Requirement.
Whenever the string "message" turns up in a line below, that line should be copied.

━━━━━━━━━━━━━━━━

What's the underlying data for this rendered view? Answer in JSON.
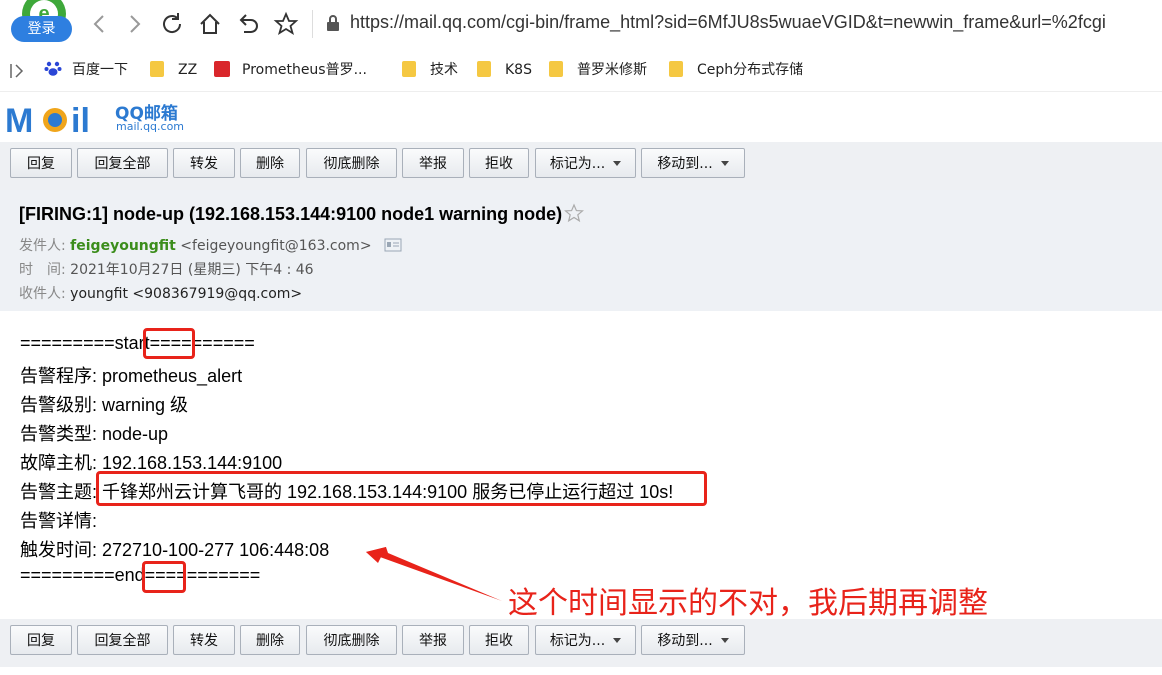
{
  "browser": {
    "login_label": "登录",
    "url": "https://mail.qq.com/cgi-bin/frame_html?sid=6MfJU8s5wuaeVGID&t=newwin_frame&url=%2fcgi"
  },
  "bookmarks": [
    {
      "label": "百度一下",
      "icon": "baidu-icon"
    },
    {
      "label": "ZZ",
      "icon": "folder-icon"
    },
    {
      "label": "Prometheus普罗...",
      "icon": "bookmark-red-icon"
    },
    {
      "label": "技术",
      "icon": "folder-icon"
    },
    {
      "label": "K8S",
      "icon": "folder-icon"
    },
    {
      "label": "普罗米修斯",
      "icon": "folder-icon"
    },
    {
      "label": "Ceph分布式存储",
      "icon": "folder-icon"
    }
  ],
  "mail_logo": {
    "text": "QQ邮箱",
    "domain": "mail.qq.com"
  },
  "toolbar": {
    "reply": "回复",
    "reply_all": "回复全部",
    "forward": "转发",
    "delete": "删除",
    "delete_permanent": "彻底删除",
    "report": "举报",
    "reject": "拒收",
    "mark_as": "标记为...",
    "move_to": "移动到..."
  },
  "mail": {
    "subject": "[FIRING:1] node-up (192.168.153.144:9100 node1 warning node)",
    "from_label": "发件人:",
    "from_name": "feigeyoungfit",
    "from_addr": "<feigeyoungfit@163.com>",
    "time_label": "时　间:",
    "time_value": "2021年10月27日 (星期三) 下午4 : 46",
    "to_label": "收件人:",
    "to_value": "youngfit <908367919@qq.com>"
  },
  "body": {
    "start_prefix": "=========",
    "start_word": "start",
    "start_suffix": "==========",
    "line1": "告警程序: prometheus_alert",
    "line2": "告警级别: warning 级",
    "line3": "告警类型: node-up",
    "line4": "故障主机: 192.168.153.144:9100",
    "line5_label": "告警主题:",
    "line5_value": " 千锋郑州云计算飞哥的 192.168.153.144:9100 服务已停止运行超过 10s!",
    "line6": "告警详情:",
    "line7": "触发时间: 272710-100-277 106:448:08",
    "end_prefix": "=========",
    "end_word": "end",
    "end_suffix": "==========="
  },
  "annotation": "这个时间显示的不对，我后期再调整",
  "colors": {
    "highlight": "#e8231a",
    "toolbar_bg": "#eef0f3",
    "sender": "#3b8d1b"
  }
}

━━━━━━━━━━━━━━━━

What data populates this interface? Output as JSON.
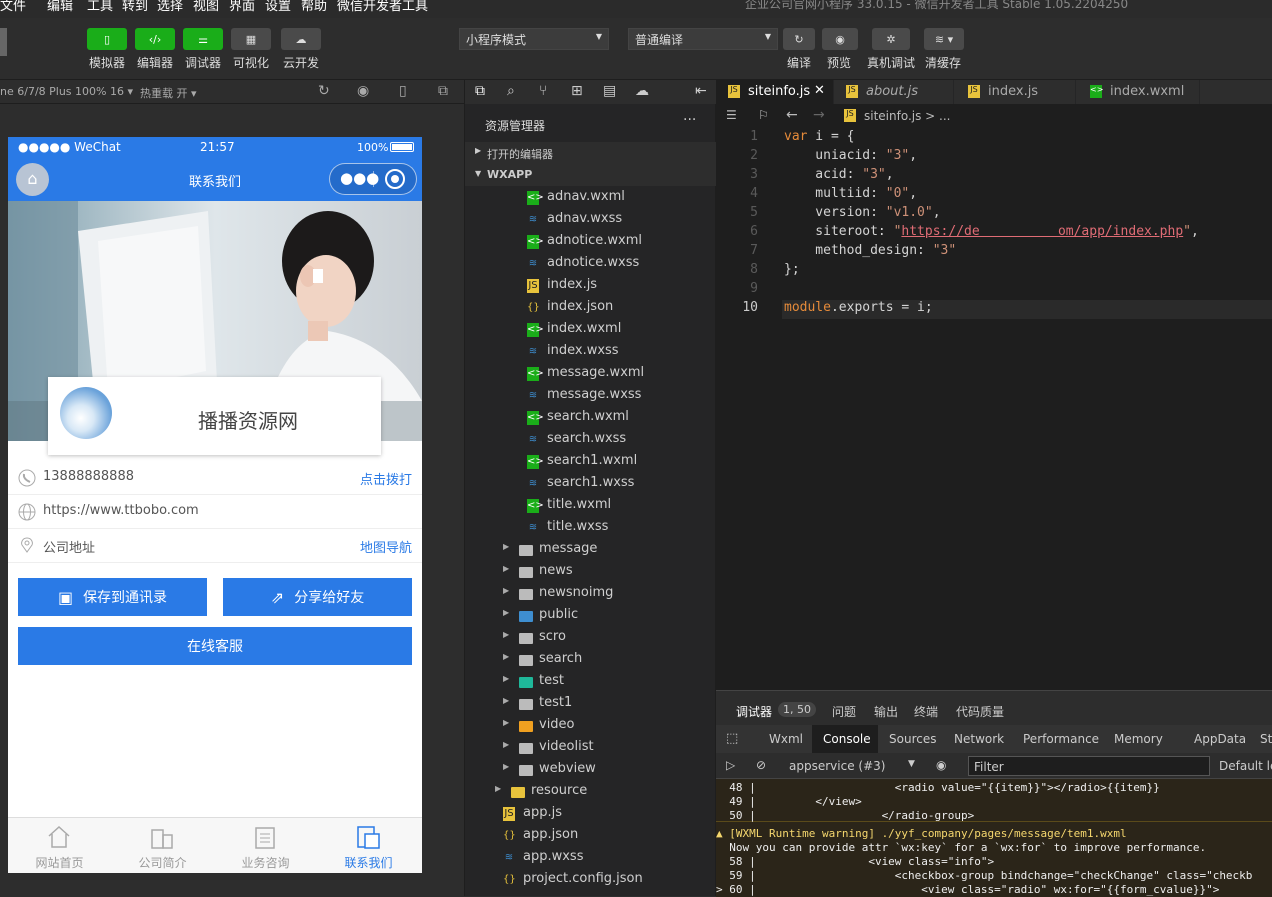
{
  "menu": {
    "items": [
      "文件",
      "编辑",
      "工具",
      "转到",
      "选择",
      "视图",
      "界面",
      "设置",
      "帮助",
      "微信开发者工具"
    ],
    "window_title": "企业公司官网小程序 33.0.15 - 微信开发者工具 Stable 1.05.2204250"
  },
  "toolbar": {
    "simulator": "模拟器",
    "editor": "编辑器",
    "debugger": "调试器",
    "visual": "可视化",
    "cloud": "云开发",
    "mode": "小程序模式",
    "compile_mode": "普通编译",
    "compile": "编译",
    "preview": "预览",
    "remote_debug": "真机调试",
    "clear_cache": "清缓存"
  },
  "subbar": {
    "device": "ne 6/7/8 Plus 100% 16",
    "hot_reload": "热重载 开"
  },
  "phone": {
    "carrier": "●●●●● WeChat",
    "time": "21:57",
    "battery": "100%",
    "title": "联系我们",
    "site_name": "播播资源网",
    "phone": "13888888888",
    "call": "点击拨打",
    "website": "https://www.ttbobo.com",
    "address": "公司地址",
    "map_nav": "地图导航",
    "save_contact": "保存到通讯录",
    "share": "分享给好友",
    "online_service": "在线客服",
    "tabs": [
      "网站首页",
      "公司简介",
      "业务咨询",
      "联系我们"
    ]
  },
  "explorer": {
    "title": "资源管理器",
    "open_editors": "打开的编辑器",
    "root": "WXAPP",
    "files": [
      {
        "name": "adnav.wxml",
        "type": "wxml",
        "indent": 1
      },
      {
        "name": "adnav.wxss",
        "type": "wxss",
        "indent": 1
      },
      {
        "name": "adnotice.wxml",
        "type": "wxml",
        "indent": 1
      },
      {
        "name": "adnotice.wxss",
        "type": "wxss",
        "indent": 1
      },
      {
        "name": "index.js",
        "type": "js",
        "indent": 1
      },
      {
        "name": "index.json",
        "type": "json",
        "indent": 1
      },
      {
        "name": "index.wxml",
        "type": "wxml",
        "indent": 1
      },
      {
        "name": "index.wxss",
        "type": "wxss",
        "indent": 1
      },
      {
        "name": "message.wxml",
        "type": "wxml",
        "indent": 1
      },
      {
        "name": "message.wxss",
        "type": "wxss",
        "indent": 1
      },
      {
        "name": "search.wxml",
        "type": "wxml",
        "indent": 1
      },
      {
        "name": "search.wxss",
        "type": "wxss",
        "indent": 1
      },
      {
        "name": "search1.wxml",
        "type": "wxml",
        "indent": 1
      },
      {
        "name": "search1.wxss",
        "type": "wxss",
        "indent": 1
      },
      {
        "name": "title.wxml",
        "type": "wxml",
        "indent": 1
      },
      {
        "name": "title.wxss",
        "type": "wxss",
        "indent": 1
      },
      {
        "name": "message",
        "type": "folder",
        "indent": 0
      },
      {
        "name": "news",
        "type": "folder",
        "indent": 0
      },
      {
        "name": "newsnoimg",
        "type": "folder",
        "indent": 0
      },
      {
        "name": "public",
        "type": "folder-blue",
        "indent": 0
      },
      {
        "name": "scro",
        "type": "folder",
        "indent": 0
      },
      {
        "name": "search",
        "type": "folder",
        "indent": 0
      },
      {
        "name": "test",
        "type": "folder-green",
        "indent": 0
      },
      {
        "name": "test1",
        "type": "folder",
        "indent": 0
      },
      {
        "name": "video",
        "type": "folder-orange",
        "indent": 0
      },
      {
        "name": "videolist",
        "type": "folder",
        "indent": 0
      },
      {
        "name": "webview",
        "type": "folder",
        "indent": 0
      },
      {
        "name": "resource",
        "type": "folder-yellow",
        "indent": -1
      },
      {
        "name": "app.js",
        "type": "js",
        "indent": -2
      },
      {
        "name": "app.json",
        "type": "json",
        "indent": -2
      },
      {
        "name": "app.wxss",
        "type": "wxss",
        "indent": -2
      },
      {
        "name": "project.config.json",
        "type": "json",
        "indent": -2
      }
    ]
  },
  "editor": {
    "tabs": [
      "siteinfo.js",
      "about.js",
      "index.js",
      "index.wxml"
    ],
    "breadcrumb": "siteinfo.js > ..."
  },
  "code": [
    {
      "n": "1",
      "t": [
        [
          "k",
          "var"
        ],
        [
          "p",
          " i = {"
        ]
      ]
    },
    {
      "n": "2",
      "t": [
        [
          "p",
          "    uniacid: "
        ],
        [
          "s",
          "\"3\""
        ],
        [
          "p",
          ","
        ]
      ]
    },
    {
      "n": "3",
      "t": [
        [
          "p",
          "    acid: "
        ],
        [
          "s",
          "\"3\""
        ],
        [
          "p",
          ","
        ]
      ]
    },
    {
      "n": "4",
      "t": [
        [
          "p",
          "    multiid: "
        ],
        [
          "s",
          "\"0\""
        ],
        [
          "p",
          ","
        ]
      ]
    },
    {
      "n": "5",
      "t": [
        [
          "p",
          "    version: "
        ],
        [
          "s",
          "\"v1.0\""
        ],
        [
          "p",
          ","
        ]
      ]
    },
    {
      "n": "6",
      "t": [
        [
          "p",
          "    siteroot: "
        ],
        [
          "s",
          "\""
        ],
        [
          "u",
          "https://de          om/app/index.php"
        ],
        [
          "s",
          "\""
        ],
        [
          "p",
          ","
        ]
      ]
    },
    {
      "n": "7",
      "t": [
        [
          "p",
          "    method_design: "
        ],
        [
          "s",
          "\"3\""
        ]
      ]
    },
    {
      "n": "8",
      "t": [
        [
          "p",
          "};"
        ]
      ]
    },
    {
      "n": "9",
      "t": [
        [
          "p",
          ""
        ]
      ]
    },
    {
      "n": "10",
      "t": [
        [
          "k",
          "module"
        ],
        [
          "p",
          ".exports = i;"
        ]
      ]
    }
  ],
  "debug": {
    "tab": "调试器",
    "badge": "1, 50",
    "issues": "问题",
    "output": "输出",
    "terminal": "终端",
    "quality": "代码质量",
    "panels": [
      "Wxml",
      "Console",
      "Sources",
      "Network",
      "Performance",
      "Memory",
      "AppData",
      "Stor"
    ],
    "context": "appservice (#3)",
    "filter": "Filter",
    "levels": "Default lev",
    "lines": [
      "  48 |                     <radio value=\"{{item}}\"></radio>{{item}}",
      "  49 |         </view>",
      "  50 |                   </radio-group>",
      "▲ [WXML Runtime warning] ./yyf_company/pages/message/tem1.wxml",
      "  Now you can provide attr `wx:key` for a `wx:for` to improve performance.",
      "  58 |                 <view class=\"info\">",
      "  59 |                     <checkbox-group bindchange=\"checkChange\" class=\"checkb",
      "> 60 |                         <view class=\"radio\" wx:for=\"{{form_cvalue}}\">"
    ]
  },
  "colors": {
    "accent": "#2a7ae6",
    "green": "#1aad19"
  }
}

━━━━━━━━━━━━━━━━

Task solution.
        "name": "message.wxml",
        "name": "message.wxss",
        "name": "message",
      "▲ [WXML Runtime warning] ./yyf_company/pages/message/tem1.wxml",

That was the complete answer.